The second option will not be recommended for our scenario since our Xenapp 5.0 License Server is installed on a XenApp server that is also delivering published desktops to users.  Additionally, it is running on Server 2008 and we want our entire Citrix XenApp 7.6 site to be on Server 2012.  It is possible to upgrade the old License server and leave it on the Server 2008 platform and uninstall all other XenApp 5.0 components but we would like a fresh new install 🙂

Installing a new License Server will not invalidate your old 5.0 Farm License Server so breath easy.  What’s more, the newer License Server version installed with XenApp 7.6 is backwards compatible, meaning that you can point both your Xenapp 7.6 Site and your old Xenapp 5.0 Farm to the same License Server; this is what is recommended as to not infringe on the license agreement.

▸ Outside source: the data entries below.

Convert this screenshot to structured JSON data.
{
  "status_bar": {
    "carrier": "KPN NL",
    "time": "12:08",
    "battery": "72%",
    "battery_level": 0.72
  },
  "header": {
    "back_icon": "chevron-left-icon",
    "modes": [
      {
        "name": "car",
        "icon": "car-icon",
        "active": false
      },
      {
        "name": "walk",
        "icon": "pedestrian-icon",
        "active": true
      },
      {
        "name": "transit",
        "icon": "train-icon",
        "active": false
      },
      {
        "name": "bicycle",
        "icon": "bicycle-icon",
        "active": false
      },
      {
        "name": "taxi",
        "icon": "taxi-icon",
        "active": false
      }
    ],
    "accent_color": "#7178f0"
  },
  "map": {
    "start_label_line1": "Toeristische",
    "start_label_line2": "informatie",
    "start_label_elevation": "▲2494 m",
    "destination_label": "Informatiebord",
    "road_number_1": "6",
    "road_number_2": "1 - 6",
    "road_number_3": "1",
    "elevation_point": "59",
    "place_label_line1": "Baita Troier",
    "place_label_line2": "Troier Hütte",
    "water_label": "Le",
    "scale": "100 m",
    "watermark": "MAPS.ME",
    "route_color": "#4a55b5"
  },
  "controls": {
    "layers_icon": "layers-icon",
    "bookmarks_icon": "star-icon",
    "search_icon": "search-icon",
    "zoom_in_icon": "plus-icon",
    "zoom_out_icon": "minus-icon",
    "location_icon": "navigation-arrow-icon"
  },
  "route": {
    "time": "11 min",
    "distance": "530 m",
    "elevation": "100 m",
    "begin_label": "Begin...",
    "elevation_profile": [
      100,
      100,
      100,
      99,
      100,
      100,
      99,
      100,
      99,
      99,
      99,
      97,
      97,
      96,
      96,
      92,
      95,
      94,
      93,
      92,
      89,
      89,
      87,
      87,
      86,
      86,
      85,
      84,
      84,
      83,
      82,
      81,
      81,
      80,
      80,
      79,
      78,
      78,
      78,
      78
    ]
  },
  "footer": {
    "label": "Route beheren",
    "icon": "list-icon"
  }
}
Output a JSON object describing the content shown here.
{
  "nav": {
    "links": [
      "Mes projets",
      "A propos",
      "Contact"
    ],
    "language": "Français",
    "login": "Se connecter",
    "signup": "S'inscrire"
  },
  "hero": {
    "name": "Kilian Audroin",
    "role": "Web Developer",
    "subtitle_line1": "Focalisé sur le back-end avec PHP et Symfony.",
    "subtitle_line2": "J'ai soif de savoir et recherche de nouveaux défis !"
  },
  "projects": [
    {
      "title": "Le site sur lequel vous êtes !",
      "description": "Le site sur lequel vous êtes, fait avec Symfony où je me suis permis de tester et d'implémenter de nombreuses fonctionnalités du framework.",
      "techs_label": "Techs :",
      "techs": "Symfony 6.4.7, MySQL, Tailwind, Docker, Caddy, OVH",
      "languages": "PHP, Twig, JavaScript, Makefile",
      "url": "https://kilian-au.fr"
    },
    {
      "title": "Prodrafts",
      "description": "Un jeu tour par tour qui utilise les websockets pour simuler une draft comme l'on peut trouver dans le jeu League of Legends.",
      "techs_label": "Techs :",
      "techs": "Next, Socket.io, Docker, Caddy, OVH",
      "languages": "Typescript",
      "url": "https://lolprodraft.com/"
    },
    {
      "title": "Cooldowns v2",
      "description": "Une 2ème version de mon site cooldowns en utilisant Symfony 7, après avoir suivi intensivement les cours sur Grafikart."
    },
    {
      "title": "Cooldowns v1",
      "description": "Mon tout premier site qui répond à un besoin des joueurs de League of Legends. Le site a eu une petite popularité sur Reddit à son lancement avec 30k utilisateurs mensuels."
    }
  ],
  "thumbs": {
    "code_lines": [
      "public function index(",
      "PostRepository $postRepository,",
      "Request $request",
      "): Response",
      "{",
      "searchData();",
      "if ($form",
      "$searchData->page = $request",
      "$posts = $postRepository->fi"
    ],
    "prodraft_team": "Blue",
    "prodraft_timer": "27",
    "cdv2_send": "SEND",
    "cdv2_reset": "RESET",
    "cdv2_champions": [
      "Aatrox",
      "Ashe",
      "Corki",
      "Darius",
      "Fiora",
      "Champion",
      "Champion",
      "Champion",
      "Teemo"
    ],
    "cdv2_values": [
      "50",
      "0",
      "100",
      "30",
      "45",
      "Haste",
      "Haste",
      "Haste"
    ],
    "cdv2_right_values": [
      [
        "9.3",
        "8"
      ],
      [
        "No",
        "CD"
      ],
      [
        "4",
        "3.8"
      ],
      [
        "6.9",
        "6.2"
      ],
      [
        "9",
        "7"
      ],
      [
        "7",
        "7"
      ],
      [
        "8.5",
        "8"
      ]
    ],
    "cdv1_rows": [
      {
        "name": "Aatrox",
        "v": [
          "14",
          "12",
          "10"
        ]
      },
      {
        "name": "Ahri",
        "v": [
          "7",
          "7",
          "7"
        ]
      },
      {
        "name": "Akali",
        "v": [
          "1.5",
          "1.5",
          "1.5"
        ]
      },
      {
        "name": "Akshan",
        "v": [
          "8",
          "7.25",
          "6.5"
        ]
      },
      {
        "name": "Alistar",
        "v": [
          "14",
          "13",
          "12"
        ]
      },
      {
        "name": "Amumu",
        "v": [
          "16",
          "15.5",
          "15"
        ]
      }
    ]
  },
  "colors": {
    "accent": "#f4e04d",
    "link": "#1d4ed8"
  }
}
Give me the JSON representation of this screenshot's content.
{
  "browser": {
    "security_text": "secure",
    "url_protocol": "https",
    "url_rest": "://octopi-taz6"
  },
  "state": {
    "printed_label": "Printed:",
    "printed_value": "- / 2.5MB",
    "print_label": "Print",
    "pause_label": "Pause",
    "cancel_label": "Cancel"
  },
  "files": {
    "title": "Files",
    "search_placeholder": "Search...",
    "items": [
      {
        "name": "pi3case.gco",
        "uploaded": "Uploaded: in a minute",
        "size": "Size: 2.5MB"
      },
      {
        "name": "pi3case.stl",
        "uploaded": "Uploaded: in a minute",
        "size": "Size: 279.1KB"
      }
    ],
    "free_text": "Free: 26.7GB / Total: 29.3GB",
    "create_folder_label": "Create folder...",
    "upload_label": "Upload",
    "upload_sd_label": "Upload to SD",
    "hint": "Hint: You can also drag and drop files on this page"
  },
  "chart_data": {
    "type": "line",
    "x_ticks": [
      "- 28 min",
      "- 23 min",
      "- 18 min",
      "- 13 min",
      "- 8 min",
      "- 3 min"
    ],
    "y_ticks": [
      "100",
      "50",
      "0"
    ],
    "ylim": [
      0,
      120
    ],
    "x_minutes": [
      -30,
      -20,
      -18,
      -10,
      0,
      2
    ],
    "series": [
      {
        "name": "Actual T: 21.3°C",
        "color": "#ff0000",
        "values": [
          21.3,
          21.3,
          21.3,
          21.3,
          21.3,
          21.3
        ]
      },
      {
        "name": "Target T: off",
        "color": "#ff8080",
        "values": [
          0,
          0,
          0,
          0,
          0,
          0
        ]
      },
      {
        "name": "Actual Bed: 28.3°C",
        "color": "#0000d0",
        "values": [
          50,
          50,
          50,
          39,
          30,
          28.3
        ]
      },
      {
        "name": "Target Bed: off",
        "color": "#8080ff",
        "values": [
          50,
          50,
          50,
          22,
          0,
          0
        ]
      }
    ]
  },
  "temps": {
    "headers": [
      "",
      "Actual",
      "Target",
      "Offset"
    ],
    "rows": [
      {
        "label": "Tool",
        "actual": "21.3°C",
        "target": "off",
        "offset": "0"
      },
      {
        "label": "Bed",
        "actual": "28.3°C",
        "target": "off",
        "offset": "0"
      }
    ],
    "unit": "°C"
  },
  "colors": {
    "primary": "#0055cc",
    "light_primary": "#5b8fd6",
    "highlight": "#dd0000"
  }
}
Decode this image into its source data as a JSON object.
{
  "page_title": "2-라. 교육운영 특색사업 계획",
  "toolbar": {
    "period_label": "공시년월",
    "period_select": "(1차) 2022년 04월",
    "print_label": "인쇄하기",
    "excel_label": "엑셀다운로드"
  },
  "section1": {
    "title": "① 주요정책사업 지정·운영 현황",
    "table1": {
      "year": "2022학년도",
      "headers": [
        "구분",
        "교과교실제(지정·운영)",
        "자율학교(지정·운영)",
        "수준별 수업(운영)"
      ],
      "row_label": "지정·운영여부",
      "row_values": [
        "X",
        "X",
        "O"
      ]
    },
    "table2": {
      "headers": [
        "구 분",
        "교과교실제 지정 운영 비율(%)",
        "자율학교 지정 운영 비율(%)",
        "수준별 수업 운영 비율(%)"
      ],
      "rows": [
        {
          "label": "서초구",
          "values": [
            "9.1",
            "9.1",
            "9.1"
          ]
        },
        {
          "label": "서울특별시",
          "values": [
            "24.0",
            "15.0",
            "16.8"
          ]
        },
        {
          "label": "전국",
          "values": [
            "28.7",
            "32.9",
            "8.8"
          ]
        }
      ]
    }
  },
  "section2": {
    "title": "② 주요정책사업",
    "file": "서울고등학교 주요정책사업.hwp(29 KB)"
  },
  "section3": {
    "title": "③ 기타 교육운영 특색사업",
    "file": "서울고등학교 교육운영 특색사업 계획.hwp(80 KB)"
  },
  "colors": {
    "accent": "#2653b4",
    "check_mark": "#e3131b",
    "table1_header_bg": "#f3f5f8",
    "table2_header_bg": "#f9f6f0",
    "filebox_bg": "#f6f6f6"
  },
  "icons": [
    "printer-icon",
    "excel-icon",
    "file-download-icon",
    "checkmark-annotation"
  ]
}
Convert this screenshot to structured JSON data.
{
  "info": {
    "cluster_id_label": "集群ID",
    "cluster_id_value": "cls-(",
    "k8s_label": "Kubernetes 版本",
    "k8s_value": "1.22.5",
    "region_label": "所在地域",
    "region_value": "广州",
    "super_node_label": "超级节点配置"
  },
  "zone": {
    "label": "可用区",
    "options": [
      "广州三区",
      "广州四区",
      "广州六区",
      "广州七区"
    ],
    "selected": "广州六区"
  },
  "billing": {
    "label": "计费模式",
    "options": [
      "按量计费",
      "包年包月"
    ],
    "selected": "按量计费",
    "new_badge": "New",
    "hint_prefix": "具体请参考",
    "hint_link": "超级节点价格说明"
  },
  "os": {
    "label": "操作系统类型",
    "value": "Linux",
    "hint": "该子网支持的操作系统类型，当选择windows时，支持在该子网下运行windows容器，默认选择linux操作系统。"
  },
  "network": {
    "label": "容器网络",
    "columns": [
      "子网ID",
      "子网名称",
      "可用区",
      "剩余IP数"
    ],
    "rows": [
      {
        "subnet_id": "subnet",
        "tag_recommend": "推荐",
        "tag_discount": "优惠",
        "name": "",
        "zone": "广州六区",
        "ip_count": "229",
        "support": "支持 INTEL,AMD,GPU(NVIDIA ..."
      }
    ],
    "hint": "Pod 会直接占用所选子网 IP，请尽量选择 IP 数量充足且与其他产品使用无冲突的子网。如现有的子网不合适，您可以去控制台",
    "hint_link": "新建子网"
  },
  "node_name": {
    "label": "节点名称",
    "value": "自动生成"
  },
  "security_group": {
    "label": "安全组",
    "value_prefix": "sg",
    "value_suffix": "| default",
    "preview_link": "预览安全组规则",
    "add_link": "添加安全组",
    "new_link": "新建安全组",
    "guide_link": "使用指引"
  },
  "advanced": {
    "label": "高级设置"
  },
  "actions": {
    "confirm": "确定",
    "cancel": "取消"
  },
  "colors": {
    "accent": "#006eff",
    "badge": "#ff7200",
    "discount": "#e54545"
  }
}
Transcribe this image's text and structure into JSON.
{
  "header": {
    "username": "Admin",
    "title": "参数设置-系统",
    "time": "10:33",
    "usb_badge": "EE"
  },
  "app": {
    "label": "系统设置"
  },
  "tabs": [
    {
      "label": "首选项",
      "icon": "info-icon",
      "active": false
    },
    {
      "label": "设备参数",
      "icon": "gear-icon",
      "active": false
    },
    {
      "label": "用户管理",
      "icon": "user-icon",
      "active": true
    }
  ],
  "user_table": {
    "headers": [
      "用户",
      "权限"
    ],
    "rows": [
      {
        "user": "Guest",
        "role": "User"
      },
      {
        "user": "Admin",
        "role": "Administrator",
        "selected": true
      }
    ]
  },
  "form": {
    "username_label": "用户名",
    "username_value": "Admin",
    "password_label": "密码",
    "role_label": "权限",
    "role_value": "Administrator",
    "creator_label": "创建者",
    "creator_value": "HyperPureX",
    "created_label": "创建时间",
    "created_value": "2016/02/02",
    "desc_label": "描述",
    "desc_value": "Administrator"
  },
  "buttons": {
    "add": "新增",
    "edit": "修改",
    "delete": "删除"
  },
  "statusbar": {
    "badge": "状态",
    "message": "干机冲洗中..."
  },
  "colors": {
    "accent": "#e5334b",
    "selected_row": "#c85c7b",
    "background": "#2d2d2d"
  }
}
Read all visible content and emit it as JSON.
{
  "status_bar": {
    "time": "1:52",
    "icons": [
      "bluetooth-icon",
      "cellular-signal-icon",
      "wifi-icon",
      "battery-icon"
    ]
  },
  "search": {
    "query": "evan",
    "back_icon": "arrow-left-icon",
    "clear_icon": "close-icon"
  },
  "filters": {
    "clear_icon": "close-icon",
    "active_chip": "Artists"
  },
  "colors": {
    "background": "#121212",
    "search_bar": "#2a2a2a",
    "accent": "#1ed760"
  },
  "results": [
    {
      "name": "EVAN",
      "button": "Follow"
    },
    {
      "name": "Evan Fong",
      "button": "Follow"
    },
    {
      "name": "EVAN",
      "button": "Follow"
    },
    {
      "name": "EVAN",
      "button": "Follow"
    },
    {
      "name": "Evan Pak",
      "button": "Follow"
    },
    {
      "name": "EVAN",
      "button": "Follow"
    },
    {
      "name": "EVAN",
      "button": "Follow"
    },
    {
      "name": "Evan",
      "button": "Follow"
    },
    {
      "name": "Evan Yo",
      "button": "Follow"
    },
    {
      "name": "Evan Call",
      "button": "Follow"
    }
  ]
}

Once you know which server will be the License Server, you can go to your Citrix account to activate and allocate or reallocate your licenses to the new server using the server host name.  After doing so, the files needing to be imported to the new License Server will be available for download.  All the while, your old License Server is functioning as normal.

You will now have to install the License Server component on the server to which you have allocated the license files.  One thing to keep in mind is that you must install Remote Desktop Services through the Add Server Roles and Features prior to installing the License Server.  Citrix has done an awesome job of adding server roles and features for you during the installation of all other XenApp 7.6 components with the exception of the License Server.  The following video shows how to install Xenapp 7.6 License Server step by step.

After installing the License Server from the XenApp 7.6 installation disc you will need to import license files (downloaded previously from Citrix) through the License Administration Console and select Overwrite License File on License Server.  The LAC login will be the Domain Admin credentials.  After importing, clicking on Reread License Files should make them show up in Dashboard.  For detailed instructions you can Google How to Add Allocated Licenses to the License Administration Console.  The official Citrix support article will walk you through it step by step.

#citrix, #citrix-receiver, #publisheddesktop, #shared-desktop, #storefront, #vda-7-6-0, #virtualization-2, #windows-server, #xenapp-7-6-2